The content session chair covers similar tasks to what would happen in a physical setting, i.e. introducing the presenters and facilitating the discussion. The technical session chair covers tasks related to… (surprise) … technology! This entails among others:
- Onboarding participants
- Implementing and distributing a password for locked sessions
- Explaining the technical etiquette, e.g. muting microphones, engagement through smiley-icons or by clicking the ‘raise your hand’-button
- Taking care of chat messaging during sessions
- Recording and uploading sessions
3. Pay attention to various time zones
Keep also in mind that speakers might even not be in the time zone of their home institution. You can solve this issue by asking from where participants will join in the registration form.
4. Put your speakers at ease regarding the digital setting
In addition, draw the attention of the speakers to increased bandwidth needs in video calls with various participants and refer to websites such as speedtest.net to ensure optimal preparation.
During the Conference…
5. Organise open and closed sessions
For plenary sessions, you can lock your session via password and share this with all participants. For smaller paper sessions, you might consider using the ‘waiting room’-feature of Zoom that allows you have permission rights over who is allowed to join the room. In order to make use of the ‘waiting room’-feature, check if the ‘join-before-host’ feature is disabled. Once the meeting begins and everyone is in, lock the meeting to outsiders. In case the uninvited visitors still make it into the meeting, you can either kick them out or unlock all their features and controls.
6. Get consent before recording and/or taking screenshots
As a host, openly address this issue before the conference and ask for consent before taking recording and/or screenshot. Only start recording sessions after having obtained consent.

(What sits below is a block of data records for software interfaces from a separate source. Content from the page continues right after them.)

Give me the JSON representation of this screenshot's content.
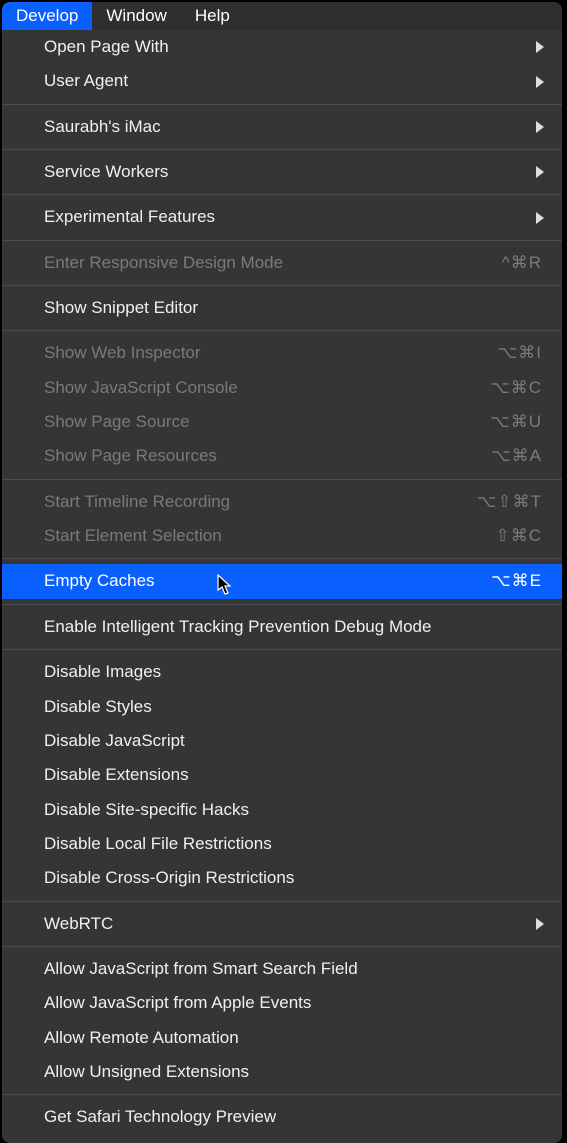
{
  "menubar": {
    "items": [
      {
        "label": "Develop",
        "active": true
      },
      {
        "label": "Window",
        "active": false
      },
      {
        "label": "Help",
        "active": false
      }
    ]
  },
  "menu": {
    "groups": [
      [
        {
          "label": "Open Page With",
          "submenu": true
        },
        {
          "label": "User Agent",
          "submenu": true
        }
      ],
      [
        {
          "label": "Saurabh's iMac",
          "submenu": true
        }
      ],
      [
        {
          "label": "Service Workers",
          "submenu": true
        }
      ],
      [
        {
          "label": "Experimental Features",
          "submenu": true
        }
      ],
      [
        {
          "label": "Enter Responsive Design Mode",
          "disabled": true,
          "shortcut": "^⌘R"
        }
      ],
      [
        {
          "label": "Show Snippet Editor"
        }
      ],
      [
        {
          "label": "Show Web Inspector",
          "disabled": true,
          "shortcut": "⌥⌘I"
        },
        {
          "label": "Show JavaScript Console",
          "disabled": true,
          "shortcut": "⌥⌘C"
        },
        {
          "label": "Show Page Source",
          "disabled": true,
          "shortcut": "⌥⌘U"
        },
        {
          "label": "Show Page Resources",
          "disabled": true,
          "shortcut": "⌥⌘A"
        }
      ],
      [
        {
          "label": "Start Timeline Recording",
          "disabled": true,
          "shortcut": "⌥⇧⌘T"
        },
        {
          "label": "Start Element Selection",
          "disabled": true,
          "shortcut": "⇧⌘C"
        }
      ],
      [
        {
          "label": "Empty Caches",
          "highlighted": true,
          "shortcut": "⌥⌘E",
          "cursor": true
        }
      ],
      [
        {
          "label": "Enable Intelligent Tracking Prevention Debug Mode"
        }
      ],
      [
        {
          "label": "Disable Images"
        },
        {
          "label": "Disable Styles"
        },
        {
          "label": "Disable JavaScript"
        },
        {
          "label": "Disable Extensions"
        },
        {
          "label": "Disable Site-specific Hacks"
        },
        {
          "label": "Disable Local File Restrictions"
        },
        {
          "label": "Disable Cross-Origin Restrictions"
        }
      ],
      [
        {
          "label": "WebRTC",
          "submenu": true
        }
      ],
      [
        {
          "label": "Allow JavaScript from Smart Search Field"
        },
        {
          "label": "Allow JavaScript from Apple Events"
        },
        {
          "label": "Allow Remote Automation"
        },
        {
          "label": "Allow Unsigned Extensions"
        }
      ],
      [
        {
          "label": "Get Safari Technology Preview"
        }
      ]
    ]
  }
}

When collecting participant data, you must provide each participant with information that is concise, transparent, understandable and easy to access regarding the processing associated with his/her data. The information must be accessible and easy to understand.
Each participant must give his/her consent regarding:
- The collection of sensitive data
- The re-use of data for commercial purposes
Consent must be an active, explicit, free, specific, and informed action.
7. Start an open reference list and promote online collaboration
Furthermore, as a host, you can promote the usage of other tech tools for session chairs. Please see here a list of tools, we consider easy to integrate:
- Conduct live online polls via https://www.polleverywhere.com/
- Create virtual whiteboards with https://mural.co/
- Create learning games with https://kahoot.com/
8. Circulate chat protocols and other outcomes
In addition, you can ask each session chair for three key takeaways, summarize all takeaways and distribute them in the academic crowd, which leads to the following tip:
9. Connect on a human level by writing a thank you-message
We hope that our tips will provide you with helpful insights for hosting your next virtual academic conference. If you have something to add, please do so below! We are all on this journey together and information exchange is of utter importance!
If you want to find out more about virtual academic conferencing, check out the following websites: